▶ What the task requires: Scan the entries that follow for the word "Vidal", then report every line in which it appears.

── Extracted records

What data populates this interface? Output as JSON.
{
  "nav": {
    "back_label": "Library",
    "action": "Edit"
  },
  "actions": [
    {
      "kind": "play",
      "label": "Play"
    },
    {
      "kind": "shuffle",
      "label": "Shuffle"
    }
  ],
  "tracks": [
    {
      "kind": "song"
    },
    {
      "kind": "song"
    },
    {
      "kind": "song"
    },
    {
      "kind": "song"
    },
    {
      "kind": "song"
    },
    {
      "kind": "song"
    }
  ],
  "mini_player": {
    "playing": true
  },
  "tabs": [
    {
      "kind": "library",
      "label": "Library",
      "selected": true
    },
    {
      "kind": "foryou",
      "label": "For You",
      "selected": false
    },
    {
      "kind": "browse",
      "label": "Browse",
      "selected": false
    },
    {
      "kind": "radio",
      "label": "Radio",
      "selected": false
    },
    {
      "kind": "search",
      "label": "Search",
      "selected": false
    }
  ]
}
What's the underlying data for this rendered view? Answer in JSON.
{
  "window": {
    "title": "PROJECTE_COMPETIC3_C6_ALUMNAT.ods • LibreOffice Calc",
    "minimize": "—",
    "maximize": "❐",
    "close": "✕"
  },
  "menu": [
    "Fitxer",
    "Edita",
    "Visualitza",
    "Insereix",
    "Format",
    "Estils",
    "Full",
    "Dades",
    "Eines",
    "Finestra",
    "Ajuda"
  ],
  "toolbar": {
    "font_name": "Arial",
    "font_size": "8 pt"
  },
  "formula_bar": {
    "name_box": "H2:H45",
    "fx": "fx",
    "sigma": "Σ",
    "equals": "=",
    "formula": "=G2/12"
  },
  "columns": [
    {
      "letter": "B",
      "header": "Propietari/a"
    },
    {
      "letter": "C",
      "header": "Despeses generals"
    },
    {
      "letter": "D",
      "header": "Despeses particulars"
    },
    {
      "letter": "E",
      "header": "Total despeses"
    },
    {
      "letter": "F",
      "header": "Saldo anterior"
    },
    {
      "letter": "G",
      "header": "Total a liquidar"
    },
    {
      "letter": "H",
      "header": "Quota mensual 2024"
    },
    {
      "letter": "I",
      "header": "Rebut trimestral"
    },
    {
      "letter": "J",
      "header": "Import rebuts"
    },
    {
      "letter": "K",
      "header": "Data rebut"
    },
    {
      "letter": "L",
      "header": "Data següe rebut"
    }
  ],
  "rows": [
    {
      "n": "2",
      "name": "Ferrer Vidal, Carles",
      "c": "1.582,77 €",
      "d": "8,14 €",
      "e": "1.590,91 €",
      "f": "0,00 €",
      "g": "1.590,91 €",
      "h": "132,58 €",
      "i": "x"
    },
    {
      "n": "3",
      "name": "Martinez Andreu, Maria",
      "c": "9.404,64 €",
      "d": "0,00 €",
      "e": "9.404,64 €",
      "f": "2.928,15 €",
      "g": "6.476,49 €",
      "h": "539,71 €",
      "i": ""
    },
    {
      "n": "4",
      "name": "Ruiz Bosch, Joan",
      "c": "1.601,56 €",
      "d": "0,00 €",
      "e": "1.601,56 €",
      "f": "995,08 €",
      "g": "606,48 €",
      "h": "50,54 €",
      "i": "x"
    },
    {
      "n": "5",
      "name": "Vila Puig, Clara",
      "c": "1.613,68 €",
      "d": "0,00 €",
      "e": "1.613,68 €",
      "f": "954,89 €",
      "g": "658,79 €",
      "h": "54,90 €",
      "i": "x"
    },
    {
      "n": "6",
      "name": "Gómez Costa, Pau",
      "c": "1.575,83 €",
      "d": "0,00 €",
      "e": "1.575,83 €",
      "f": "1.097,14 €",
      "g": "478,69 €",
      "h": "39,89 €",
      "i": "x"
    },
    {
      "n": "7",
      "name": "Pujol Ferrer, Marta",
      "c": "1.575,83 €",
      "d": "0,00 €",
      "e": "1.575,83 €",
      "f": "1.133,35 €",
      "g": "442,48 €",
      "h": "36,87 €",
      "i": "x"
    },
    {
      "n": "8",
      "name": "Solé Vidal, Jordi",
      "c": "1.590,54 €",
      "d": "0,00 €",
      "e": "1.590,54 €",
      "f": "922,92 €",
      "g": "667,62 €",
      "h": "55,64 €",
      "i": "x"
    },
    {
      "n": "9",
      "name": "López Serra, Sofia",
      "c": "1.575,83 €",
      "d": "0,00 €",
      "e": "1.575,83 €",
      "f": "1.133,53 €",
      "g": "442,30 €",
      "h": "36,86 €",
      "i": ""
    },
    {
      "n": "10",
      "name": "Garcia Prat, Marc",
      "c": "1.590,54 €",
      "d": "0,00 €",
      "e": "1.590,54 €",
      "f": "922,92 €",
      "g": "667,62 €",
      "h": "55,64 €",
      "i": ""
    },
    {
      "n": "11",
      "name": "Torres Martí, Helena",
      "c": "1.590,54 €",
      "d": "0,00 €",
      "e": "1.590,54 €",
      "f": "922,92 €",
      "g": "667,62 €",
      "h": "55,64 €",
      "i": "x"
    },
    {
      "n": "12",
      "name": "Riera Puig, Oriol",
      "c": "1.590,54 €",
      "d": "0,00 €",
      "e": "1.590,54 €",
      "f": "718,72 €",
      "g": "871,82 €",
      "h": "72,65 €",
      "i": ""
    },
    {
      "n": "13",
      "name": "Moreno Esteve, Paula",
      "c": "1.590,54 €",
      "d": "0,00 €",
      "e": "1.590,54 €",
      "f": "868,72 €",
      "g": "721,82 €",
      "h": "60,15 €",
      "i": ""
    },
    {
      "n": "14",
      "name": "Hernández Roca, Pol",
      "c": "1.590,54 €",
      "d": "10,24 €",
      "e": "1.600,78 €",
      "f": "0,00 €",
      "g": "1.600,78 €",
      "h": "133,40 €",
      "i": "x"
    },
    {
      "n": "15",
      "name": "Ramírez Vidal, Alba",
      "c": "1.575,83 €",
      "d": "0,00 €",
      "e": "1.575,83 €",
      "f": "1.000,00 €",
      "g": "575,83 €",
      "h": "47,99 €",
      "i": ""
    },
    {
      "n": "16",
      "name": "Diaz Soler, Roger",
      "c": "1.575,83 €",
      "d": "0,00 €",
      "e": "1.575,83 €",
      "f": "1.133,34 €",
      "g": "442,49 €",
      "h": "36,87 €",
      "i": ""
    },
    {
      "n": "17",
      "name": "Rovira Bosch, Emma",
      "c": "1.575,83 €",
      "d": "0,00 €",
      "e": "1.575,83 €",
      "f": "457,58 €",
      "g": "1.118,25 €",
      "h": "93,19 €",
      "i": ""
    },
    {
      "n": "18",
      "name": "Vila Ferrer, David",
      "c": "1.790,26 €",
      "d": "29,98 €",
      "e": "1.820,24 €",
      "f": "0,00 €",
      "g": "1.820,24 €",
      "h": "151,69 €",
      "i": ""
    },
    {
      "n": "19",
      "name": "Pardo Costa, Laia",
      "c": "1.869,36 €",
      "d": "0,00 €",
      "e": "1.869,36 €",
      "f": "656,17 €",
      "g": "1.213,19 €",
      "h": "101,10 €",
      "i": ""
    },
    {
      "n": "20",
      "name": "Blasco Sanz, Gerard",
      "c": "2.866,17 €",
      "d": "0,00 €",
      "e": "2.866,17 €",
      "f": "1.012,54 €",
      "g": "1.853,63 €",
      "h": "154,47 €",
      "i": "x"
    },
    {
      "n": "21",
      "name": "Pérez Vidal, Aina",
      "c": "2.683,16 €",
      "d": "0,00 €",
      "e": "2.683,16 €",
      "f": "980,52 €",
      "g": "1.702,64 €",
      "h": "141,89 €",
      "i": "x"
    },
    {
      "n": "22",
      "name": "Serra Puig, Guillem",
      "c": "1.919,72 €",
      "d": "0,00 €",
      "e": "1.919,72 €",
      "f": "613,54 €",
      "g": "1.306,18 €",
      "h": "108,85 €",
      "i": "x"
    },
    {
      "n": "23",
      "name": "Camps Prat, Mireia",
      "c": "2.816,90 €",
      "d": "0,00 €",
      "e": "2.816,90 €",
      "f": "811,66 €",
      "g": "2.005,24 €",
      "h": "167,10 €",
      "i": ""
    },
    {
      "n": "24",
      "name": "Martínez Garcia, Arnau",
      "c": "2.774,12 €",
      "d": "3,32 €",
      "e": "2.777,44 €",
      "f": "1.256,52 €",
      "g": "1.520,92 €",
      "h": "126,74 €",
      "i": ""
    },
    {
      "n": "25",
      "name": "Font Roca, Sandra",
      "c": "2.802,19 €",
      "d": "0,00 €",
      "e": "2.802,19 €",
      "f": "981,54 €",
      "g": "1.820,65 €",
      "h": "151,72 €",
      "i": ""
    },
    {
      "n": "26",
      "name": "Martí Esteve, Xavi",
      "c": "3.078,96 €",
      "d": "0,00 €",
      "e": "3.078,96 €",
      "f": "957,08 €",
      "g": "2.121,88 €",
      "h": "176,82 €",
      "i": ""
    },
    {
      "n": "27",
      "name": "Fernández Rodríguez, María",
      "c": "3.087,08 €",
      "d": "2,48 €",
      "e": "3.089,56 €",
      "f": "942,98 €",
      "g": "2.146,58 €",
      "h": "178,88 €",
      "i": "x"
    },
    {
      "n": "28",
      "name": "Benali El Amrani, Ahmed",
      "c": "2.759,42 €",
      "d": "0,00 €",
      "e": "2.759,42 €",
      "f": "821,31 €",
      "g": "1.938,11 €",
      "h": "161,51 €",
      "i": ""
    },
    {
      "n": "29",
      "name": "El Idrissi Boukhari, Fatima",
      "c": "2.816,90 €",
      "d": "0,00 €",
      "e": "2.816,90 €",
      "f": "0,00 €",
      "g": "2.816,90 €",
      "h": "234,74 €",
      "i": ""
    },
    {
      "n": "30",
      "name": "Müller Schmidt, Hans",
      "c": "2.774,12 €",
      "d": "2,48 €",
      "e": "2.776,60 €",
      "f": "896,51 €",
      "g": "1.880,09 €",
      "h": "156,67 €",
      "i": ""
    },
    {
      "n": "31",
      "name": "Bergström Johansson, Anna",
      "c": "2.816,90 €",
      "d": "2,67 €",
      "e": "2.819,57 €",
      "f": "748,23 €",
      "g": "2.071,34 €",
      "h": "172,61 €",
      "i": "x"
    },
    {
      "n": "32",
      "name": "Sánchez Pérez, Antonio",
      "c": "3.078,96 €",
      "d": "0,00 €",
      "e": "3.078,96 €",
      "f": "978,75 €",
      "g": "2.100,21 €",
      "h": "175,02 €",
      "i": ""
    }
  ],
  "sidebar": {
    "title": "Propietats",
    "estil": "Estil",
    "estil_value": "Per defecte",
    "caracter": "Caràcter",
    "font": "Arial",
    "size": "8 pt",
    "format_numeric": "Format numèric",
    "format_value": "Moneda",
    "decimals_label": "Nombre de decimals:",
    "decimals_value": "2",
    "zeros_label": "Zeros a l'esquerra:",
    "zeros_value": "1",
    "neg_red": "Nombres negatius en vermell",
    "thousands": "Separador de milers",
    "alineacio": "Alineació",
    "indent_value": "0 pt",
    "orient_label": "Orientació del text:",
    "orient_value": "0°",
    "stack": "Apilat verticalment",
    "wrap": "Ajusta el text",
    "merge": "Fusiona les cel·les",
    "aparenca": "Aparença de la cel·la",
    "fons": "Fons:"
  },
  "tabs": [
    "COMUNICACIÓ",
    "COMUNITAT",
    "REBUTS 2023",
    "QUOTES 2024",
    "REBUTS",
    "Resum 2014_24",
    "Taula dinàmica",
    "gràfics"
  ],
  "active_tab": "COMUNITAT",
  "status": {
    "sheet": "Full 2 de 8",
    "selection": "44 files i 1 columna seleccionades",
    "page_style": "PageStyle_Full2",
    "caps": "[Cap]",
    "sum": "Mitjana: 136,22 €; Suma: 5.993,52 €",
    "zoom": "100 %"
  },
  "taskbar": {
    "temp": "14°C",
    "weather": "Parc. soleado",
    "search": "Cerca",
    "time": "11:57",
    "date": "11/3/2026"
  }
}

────

▶ Solution for this task:
      "name": "Ferrer Vidal, Carles",
      "name": "Solé Vidal, Jordi",
      "name": "Ramírez Vidal, Alba",
      "name": "Pérez Vidal, Aina",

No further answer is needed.